A cache of seven fossilized dinosaur eggs that was discovered in South Africa almost 30 years ago but only recently studied in depth reveals that the animals, as youngsters, must have needed help. The finding also suggests how related species later could have evolved their immense statures.
Skeletal remains showed up in six of the 190-million-year-old eggs, each about the size of a chicken egg. The eggs rank as the oldest fossils of dinosaur embryos yet discovered, says Robert R. Reisz, a paleontologist at the University of Toronto at Mississauga in Ontario.
The research team has identified the creatures as a common plant eater called Massospondylus carinatus. Adults of the species, one of a group called prosauropods, measured about 5 meters long.

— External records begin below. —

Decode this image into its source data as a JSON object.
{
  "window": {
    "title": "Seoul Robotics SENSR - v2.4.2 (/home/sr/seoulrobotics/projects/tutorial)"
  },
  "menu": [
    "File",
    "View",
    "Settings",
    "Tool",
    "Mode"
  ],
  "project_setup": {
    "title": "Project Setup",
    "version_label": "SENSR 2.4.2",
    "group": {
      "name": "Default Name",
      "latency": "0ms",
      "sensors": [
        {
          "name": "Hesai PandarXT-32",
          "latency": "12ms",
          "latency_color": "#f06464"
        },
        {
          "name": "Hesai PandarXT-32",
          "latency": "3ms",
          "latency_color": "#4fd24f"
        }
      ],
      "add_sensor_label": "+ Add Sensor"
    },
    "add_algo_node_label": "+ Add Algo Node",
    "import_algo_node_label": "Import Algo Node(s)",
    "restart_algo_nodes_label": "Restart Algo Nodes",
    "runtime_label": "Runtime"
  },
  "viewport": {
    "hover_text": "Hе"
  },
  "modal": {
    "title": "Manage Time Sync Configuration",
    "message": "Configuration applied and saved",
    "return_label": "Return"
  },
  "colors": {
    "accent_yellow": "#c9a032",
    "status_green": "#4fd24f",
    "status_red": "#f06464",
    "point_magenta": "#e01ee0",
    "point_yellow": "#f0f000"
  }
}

The degree of bone development in the fossils, as well as the fact that the embryos were large enough to fill their shells, suggests that the creatures were ready to hatch. The embryos have tooth sockets, all of which are empty except for one containing what may be a partially erupted tooth. That suggests that M. carinatus hatchlings had no teeth or teeth too soft to be preserved by fossilization. In either case, new hatchlings probably couldn’t have nipped vegetation from plants and would have required parental care, says Reisz.
Although adults of this species were bipedal and had relatively small forelimbs, limb proportions of the embryos were more balanced, suggesting that hatchlings would have walked on all fours, says Reisz. The large head, relatively stiff neck, and puny pelvic bones of the embryos would have made the youngsters awkward—another clue supporting the notion of parental care. Reisz and his colleagues report their findings in the July 29 Science.
Body proportions of the M. carinatus embryos may provide clues to how evolution shaped subsequent dinosaur species, including a group of relatives known as sauropods. The juvenile M. carinatus body shape reflects the proportions of later sauropod adults.
If youngsters of these species retained the proportions of M. carinatus hatchlings and extended their adolescent growth spurt, then the creatures could have grown to gigantic proportions. Some later sauropod species were the largest land animals that ever lived, attaining weights between 80 and 100 tons (SN: 6/23/01, p. 397: Available to subscribers at Sahara yields second-largest dinosaur).
That a gradually extended juvenile-growth phase in prosauropods led to the immensity of some later sauropods is “an interesting idea,” says Paul Barrett of the Natural History Museum in London. Although the notion isn’t new, Reisz’ study provides the first skeletal evidence.